• _WHAT YOU WILL DO_
Below are entries; write every one of them out again exactly.

*** DATA LISTING Section Begins ***

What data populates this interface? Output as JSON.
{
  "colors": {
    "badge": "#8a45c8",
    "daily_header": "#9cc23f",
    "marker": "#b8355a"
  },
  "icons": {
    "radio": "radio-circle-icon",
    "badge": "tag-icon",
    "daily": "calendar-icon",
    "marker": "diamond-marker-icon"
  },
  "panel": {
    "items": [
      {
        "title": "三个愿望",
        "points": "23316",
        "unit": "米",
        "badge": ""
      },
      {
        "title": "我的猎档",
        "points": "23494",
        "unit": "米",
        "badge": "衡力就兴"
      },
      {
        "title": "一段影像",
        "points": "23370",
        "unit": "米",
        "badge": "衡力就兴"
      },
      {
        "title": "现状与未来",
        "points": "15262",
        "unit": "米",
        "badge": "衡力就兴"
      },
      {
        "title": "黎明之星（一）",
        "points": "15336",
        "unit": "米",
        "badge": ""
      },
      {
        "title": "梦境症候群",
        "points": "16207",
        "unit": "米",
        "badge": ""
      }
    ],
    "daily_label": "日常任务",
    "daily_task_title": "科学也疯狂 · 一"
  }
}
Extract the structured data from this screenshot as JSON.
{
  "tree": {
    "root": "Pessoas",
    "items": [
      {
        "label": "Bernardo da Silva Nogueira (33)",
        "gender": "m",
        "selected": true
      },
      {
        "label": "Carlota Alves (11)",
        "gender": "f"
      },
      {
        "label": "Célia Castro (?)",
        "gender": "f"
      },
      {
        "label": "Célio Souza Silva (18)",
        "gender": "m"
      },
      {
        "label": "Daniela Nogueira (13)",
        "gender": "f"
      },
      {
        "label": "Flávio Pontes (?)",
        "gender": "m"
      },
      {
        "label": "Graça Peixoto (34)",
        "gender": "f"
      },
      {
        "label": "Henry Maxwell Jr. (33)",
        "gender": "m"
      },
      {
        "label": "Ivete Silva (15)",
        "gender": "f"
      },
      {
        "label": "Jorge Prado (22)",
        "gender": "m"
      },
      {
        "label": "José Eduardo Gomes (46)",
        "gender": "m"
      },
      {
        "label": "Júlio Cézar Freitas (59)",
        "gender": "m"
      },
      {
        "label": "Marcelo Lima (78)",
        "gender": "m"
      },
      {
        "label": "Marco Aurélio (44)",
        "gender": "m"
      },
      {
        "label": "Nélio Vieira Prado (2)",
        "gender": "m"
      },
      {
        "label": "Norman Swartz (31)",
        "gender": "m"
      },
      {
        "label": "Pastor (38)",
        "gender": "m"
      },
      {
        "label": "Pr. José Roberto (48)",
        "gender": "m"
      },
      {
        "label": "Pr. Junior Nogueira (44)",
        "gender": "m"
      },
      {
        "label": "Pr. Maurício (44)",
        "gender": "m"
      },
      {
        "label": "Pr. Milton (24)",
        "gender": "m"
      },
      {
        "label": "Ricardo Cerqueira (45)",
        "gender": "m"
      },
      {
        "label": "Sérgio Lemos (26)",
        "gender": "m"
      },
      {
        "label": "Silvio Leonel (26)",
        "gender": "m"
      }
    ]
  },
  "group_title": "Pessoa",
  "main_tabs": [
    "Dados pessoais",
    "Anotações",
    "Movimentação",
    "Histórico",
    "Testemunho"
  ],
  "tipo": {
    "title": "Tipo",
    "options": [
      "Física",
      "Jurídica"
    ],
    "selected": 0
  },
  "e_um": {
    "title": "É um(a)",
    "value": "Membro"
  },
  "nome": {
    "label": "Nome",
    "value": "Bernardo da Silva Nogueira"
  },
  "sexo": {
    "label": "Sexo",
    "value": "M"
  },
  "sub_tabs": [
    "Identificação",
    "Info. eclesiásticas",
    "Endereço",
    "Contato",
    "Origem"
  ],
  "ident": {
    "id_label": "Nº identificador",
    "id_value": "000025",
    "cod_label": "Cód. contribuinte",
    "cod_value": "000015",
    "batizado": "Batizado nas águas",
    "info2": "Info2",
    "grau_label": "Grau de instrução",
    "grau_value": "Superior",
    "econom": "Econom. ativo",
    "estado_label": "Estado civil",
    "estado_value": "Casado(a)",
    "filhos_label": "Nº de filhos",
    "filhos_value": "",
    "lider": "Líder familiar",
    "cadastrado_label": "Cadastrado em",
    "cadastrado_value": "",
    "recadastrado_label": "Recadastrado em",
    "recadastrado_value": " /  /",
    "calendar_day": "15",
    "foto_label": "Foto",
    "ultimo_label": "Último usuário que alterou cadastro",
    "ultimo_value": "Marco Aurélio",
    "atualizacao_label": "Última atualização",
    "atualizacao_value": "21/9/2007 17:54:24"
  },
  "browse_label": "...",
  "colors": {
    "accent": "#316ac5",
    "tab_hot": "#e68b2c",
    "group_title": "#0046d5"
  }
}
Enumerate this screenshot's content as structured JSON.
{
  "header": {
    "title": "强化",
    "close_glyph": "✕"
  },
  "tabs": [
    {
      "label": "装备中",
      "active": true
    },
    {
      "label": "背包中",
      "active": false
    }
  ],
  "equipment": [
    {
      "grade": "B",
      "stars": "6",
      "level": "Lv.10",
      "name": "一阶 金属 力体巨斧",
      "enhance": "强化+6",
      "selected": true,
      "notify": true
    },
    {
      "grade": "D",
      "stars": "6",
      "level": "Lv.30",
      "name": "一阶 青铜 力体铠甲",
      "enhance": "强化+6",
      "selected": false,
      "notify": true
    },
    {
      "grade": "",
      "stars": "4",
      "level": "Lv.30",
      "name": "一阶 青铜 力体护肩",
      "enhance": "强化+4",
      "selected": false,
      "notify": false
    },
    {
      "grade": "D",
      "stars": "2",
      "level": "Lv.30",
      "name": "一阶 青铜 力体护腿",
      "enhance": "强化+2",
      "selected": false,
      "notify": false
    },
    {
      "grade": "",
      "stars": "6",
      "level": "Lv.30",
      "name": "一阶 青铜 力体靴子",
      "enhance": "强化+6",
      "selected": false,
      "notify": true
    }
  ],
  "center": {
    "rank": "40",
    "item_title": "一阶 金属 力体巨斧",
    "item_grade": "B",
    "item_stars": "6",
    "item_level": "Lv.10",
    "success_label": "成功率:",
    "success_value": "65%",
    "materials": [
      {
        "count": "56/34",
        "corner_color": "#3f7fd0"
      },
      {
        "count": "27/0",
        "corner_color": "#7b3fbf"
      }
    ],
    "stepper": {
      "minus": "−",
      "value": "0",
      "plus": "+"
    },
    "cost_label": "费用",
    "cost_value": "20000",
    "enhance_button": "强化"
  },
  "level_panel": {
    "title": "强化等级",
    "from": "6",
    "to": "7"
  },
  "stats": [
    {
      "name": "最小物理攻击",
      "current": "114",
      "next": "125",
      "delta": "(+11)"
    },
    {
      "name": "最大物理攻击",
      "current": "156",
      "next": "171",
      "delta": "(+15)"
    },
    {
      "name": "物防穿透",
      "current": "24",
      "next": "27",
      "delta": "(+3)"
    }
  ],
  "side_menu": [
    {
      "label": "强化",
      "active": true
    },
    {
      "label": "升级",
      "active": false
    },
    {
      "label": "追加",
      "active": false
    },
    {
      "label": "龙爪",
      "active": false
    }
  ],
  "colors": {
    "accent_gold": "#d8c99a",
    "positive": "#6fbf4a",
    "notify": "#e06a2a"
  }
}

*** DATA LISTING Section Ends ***

• _EXERCISE RESULT_
What data populates this interface? Output as JSON.
{
  "colors": {
    "badge": "#8a45c8",
    "daily_header": "#9cc23f",
    "marker": "#b8355a"
  },
  "icons": {
    "radio": "radio-circle-icon",
    "badge": "tag-icon",
    "daily": "calendar-icon",
    "marker": "diamond-marker-icon"
  },
  "panel": {
    "items": [
      {
        "title": "三个愿望",
        "points": "23316",
        "unit": "米",
        "badge": ""
      },
      {
        "title": "我的猎档",
        "points": "23494",
        "unit": "米",
        "badge": "衡力就兴"
      },
      {
        "title": "一段影像",
        "points": "23370",
        "unit": "米",
        "badge": "衡力就兴"
      },
      {
        "title": "现状与未来",
        "points": "15262",
        "unit": "米",
        "badge": "衡力就兴"
      },
      {
        "title": "黎明之星（一）",
        "points": "15336",
        "unit": "米",
        "badge": ""
      },
      {
        "title": "梦境症候群",
        "points": "16207",
        "unit": "米",
        "badge": ""
      }
    ],
    "daily_label": "日常任务",
    "daily_task_title": "科学也疯狂 · 一"
  }
}
Extract the structured data from this screenshot as JSON.
{
  "tree": {
    "root": "Pessoas",
    "items": [
      {
        "label": "Bernardo da Silva Nogueira (33)",
        "gender": "m",
        "selected": true
      },
      {
        "label": "Carlota Alves (11)",
        "gender": "f"
      },
      {
        "label": "Célia Castro (?)",
        "gender": "f"
      },
      {
        "label": "Célio Souza Silva (18)",
        "gender": "m"
      },
      {
        "label": "Daniela Nogueira (13)",
        "gender": "f"
      },
      {
        "label": "Flávio Pontes (?)",
        "gender": "m"
      },
      {
        "label": "Graça Peixoto (34)",
        "gender": "f"
      },
      {
        "label": "Henry Maxwell Jr. (33)",
        "gender": "m"
      },
      {
        "label": "Ivete Silva (15)",
        "gender": "f"
      },
      {
        "label": "Jorge Prado (22)",
        "gender": "m"
      },
      {
        "label": "José Eduardo Gomes (46)",
        "gender": "m"
      },
      {
        "label": "Júlio Cézar Freitas (59)",
        "gender": "m"
      },
      {
        "label": "Marcelo Lima (78)",
        "gender": "m"
      },
      {
        "label": "Marco Aurélio (44)",
        "gender": "m"
      },
      {
        "label": "Nélio Vieira Prado (2)",
        "gender": "m"
      },
      {
        "label": "Norman Swartz (31)",
        "gender": "m"
      },
      {
        "label": "Pastor (38)",
        "gender": "m"
      },
      {
        "label": "Pr. José Roberto (48)",
        "gender": "m"
      },
      {
        "label": "Pr. Junior Nogueira (44)",
        "gender": "m"
      },
      {
        "label": "Pr. Maurício (44)",
        "gender": "m"
      },
      {
        "label": "Pr. Milton (24)",
        "gender": "m"
      },
      {
        "label": "Ricardo Cerqueira (45)",
        "gender": "m"
      },
      {
        "label": "Sérgio Lemos (26)",
        "gender": "m"
      },
      {
        "label": "Silvio Leonel (26)",
        "gender": "m"
      }
    ]
  },
  "group_title": "Pessoa",
  "main_tabs": [
    "Dados pessoais",
    "Anotações",
    "Movimentação",
    "Histórico",
    "Testemunho"
  ],
  "tipo": {
    "title": "Tipo",
    "options": [
      "Física",
      "Jurídica"
    ],
    "selected": 0
  },
  "e_um": {
    "title": "É um(a)",
    "value": "Membro"
  },
  "nome": {
    "label": "Nome",
    "value": "Bernardo da Silva Nogueira"
  },
  "sexo": {
    "label": "Sexo",
    "value": "M"
  },
  "sub_tabs": [
    "Identificação",
    "Info. eclesiásticas",
    "Endereço",
    "Contato",
    "Origem"
  ],
  "ident": {
    "id_label": "Nº identificador",
    "id_value": "000025",
    "cod_label": "Cód. contribuinte",
    "cod_value": "000015",
    "batizado": "Batizado nas águas",
    "info2": "Info2",
    "grau_label": "Grau de instrução",
    "grau_value": "Superior",
    "econom": "Econom. ativo",
    "estado_label": "Estado civil",
    "estado_value": "Casado(a)",
    "filhos_label": "Nº de filhos",
    "filhos_value": "",
    "lider": "Líder familiar",
    "cadastrado_label": "Cadastrado em",
    "cadastrado_value": "",
    "recadastrado_label": "Recadastrado em",
    "recadastrado_value": " /  /",
    "calendar_day": "15",
    "foto_label": "Foto",
    "ultimo_label": "Último usuário que alterou cadastro",
    "ultimo_value": "Marco Aurélio",
    "atualizacao_label": "Última atualização",
    "atualizacao_value": "21/9/2007 17:54:24"
  },
  "browse_label": "...",
  "colors": {
    "accent": "#316ac5",
    "tab_hot": "#e68b2c",
    "group_title": "#0046d5"
  }
}
Enumerate this screenshot's content as structured JSON.
{
  "header": {
    "title": "强化",
    "close_glyph": "✕"
  },
  "tabs": [
    {
      "label": "装备中",
      "active": true
    },
    {
      "label": "背包中",
      "active": false
    }
  ],
  "equipment": [
    {
      "grade": "B",
      "stars": "6",
      "level": "Lv.10",
      "name": "一阶 金属 力体巨斧",
      "enhance": "强化+6",
      "selected": true,
      "notify": true
    },
    {
      "grade": "D",
      "stars": "6",
      "level": "Lv.30",
      "name": "一阶 青铜 力体铠甲",
      "enhance": "强化+6",
      "selected": false,
      "notify": true
    },
    {
      "grade": "",
      "stars": "4",
      "level": "Lv.30",
      "name": "一阶 青铜 力体护肩",
      "enhance": "强化+4",
      "selected": false,
      "notify": false
    },
    {
      "grade": "D",
      "stars": "2",
      "level": "Lv.30",
      "name": "一阶 青铜 力体护腿",
      "enhance": "强化+2",
      "selected": false,
      "notify": false
    },
    {
      "grade": "",
      "stars": "6",
      "level": "Lv.30",
      "name": "一阶 青铜 力体靴子",
      "enhance": "强化+6",
      "selected": false,
      "notify": true
    }
  ],
  "center": {
    "rank": "40",
    "item_title": "一阶 金属 力体巨斧",
    "item_grade": "B",
    "item_stars": "6",
    "item_level": "Lv.10",
    "success_label": "成功率:",
    "success_value": "65%",
    "materials": [
      {
        "count": "56/34",
        "corner_color": "#3f7fd0"
      },
      {
        "count": "27/0",
        "corner_color": "#7b3fbf"
      }
    ],
    "stepper": {
      "minus": "−",
      "value": "0",
      "plus": "+"
    },
    "cost_label": "费用",
    "cost_value": "20000",
    "enhance_button": "强化"
  },
  "level_panel": {
    "title": "强化等级",
    "from": "6",
    "to": "7"
  },
  "stats": [
    {
      "name": "最小物理攻击",
      "current": "114",
      "next": "125",
      "delta": "(+11)"
    },
    {
      "name": "最大物理攻击",
      "current": "156",
      "next": "171",
      "delta": "(+15)"
    },
    {
      "name": "物防穿透",
      "current": "24",
      "next": "27",
      "delta": "(+3)"
    }
  ],
  "side_menu": [
    {
      "label": "强化",
      "active": true
    },
    {
      "label": "升级",
      "active": false
    },
    {
      "label": "追加",
      "active": false
    },
    {
      "label": "龙爪",
      "active": false
    }
  ],
  "colors": {
    "accent_gold": "#d8c99a",
    "positive": "#6fbf4a",
    "notify": "#e06a2a"
  }
}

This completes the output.